# Problem description
All of the data must be returned exactly as given.

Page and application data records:
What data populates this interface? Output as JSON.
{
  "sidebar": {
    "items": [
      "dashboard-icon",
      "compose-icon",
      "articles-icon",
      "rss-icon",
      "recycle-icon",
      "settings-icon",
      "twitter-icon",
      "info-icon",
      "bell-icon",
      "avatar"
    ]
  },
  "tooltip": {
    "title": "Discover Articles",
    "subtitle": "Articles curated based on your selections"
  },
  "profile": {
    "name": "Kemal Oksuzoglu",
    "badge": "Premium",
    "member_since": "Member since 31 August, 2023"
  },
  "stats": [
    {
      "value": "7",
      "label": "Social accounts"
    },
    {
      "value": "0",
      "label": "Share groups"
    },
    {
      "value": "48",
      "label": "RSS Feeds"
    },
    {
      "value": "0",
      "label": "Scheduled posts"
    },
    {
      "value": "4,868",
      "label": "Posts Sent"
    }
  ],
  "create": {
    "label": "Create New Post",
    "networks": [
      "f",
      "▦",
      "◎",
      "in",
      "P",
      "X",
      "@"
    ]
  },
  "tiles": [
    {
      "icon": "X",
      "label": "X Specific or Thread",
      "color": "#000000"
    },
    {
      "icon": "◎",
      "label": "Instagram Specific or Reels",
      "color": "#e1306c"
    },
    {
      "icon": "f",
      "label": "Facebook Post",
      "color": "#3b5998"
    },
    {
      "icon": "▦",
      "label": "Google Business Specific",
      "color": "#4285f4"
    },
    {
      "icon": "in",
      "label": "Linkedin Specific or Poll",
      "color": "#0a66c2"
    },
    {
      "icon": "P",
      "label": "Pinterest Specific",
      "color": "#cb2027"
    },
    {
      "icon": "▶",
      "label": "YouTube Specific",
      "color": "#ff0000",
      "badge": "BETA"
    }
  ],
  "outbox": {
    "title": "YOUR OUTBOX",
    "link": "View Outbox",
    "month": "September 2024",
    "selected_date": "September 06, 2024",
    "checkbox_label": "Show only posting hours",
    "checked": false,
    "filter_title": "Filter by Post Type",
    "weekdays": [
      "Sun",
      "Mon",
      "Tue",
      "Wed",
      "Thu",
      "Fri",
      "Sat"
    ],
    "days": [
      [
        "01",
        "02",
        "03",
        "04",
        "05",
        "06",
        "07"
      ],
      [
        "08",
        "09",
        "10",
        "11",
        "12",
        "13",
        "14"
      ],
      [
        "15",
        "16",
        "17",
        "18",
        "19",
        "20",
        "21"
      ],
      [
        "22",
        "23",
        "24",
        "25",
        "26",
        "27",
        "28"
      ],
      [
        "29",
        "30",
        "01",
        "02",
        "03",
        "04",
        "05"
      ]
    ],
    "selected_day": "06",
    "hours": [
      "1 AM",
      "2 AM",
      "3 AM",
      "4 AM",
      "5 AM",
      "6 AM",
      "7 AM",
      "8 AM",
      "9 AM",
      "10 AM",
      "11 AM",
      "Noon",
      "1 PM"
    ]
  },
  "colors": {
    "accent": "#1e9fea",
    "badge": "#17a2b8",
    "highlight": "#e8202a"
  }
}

# Answer section
What data populates this interface? Output as JSON.
{
  "sidebar": {
    "items": [
      "dashboard-icon",
      "compose-icon",
      "articles-icon",
      "rss-icon",
      "recycle-icon",
      "settings-icon",
      "twitter-icon",
      "info-icon",
      "bell-icon",
      "avatar"
    ]
  },
  "tooltip": {
    "title": "Discover Articles",
    "subtitle": "Articles curated based on your selections"
  },
  "profile": {
    "name": "Kemal Oksuzoglu",
    "badge": "Premium",
    "member_since": "Member since 31 August, 2023"
  },
  "stats": [
    {
      "value": "7",
      "label": "Social accounts"
    },
    {
      "value": "0",
      "label": "Share groups"
    },
    {
      "value": "48",
      "label": "RSS Feeds"
    },
    {
      "value": "0",
      "label": "Scheduled posts"
    },
    {
      "value": "4,868",
      "label": "Posts Sent"
    }
  ],
  "create": {
    "label": "Create New Post",
    "networks": [
      "f",
      "▦",
      "◎",
      "in",
      "P",
      "X",
      "@"
    ]
  },
  "tiles": [
    {
      "icon": "X",
      "label": "X Specific or Thread",
      "color": "#000000"
    },
    {
      "icon": "◎",
      "label": "Instagram Specific or Reels",
      "color": "#e1306c"
    },
    {
      "icon": "f",
      "label": "Facebook Post",
      "color": "#3b5998"
    },
    {
      "icon": "▦",
      "label": "Google Business Specific",
      "color": "#4285f4"
    },
    {
      "icon": "in",
      "label": "Linkedin Specific or Poll",
      "color": "#0a66c2"
    },
    {
      "icon": "P",
      "label": "Pinterest Specific",
      "color": "#cb2027"
    },
    {
      "icon": "▶",
      "label": "YouTube Specific",
      "color": "#ff0000",
      "badge": "BETA"
    }
  ],
  "outbox": {
    "title": "YOUR OUTBOX",
    "link": "View Outbox",
    "month": "September 2024",
    "selected_date": "September 06, 2024",
    "checkbox_label": "Show only posting hours",
    "checked": false,
    "filter_title": "Filter by Post Type",
    "weekdays": [
      "Sun",
      "Mon",
      "Tue",
      "Wed",
      "Thu",
      "Fri",
      "Sat"
    ],
    "days": [
      [
        "01",
        "02",
        "03",
        "04",
        "05",
        "06",
        "07"
      ],
      [
        "08",
        "09",
        "10",
        "11",
        "12",
        "13",
        "14"
      ],
      [
        "15",
        "16",
        "17",
        "18",
        "19",
        "20",
        "21"
      ],
      [
        "22",
        "23",
        "24",
        "25",
        "26",
        "27",
        "28"
      ],
      [
        "29",
        "30",
        "01",
        "02",
        "03",
        "04",
        "05"
      ]
    ],
    "selected_day": "06",
    "hours": [
      "1 AM",
      "2 AM",
      "3 AM",
      "4 AM",
      "5 AM",
      "6 AM",
      "7 AM",
      "8 AM",
      "9 AM",
      "10 AM",
      "11 AM",
      "Noon",
      "1 PM"
    ]
  },
  "colors": {
    "accent": "#1e9fea",
    "badge": "#17a2b8",
    "highlight": "#e8202a"
  }
}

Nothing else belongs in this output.